In 2008 you did a web project for Dia called Vertiginous Mapping. How did you like that?
Usually, I use metaphors in my films that relate to a political aspect. In my web project commissioned by Dia, I produced for the first time a film for the web, which I enjoyed very much. I saw it as a special way of editing and reading the source material. Alkuna’s crack in Vertiginous Mapping – a literal, physical threat – serves as a metaphor for unchecked corporate power, which is destroying natural resources and shifting people’s homes as if the company owned them. In my work I don’t observe reality. I am reinterpreting it in a certain direction by making very personal decisions. I don’t pose critical questions, I am trying to invent a utopia. I try to show political and social mechanisms set against technical mechanisms which themselves are fragile. The paradox which results from such a tension is used to posit a utopian solution to the problem, a kind of magic which stops time and offers a slowed-down view of otherwise hidden aspects of reality.
Can you tell me something about your ongoing work at the Centre international d’art & du paysage of Vassivière?
It’s a Land Art piece that works in an artificial way, but refers to the fascinating, mysterious, natural landscape surrounding the art center of Vassivière. It is a sculptural piece in which I simply bring out aspects of the location that would otherwise remain hidden or get overlooked. I have created a set-up of machines that transform the art center into a giant projector, to project the surrounding landscape.
And what about Shanghai-container?
I’ve been invited from Skor in Amsterdam to propose a public space work for the new harbour in Rotterdam. From this spring, a container which I transformed into a cinema will leave towards Shanghai and ship my film A message to Shanghai to China. The film will be produced in Rotterdam with the help of mixed population living around the harbor.
Since 2004, you have produced a wonderful serial publication called Printed Cinema. Can you give us a bit of background of it? Do you see it as a separate project or more like a completion of the film works in another medium?

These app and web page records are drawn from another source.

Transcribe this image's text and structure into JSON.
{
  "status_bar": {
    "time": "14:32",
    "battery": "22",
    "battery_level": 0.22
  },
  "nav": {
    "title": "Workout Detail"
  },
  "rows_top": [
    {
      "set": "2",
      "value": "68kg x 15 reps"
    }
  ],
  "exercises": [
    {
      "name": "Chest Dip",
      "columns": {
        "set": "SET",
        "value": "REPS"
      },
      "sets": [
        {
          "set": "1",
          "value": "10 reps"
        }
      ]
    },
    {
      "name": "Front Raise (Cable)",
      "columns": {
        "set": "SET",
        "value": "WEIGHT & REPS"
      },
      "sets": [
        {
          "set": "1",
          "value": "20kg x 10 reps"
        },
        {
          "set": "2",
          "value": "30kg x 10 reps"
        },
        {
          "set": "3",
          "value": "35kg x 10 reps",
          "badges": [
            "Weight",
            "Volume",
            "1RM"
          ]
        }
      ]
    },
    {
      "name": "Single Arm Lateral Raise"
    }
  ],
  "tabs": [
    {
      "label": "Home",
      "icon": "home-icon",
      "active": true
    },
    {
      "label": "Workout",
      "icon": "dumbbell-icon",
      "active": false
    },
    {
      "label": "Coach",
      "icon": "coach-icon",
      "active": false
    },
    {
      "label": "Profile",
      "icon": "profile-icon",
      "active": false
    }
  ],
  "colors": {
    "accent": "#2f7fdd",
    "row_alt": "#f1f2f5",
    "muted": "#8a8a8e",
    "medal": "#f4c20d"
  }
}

The publication project Printed Cinema (2004-2008) – ten irregular periodical issues – continued, in parallel to my audiovisual work, as a personal reflection on the essence of cinematography. Gaps, ellipses, dialectics between images are essential in that respect. In Printed Cinema, I tried to translate my movies into a printed matter. This is expressed in the editing principle, as well as the oppositions between film and printing, between text and image. In this way, Printed Cinema should challenge the outer edges of an artist book. Each issue refers to a project of mine and functions like secondary literature to a former project, but can stand also on its own. I wanted the magazines to start an own life through their distribution. Each magazine appeared in one location in connection to an exhibition of mine and was available for free for a certain time period, in a limited amount. I saw the distribution as a way to set up “screenings” in different places, where I have been with my work. The “screening” continues for free until the magazines disappear.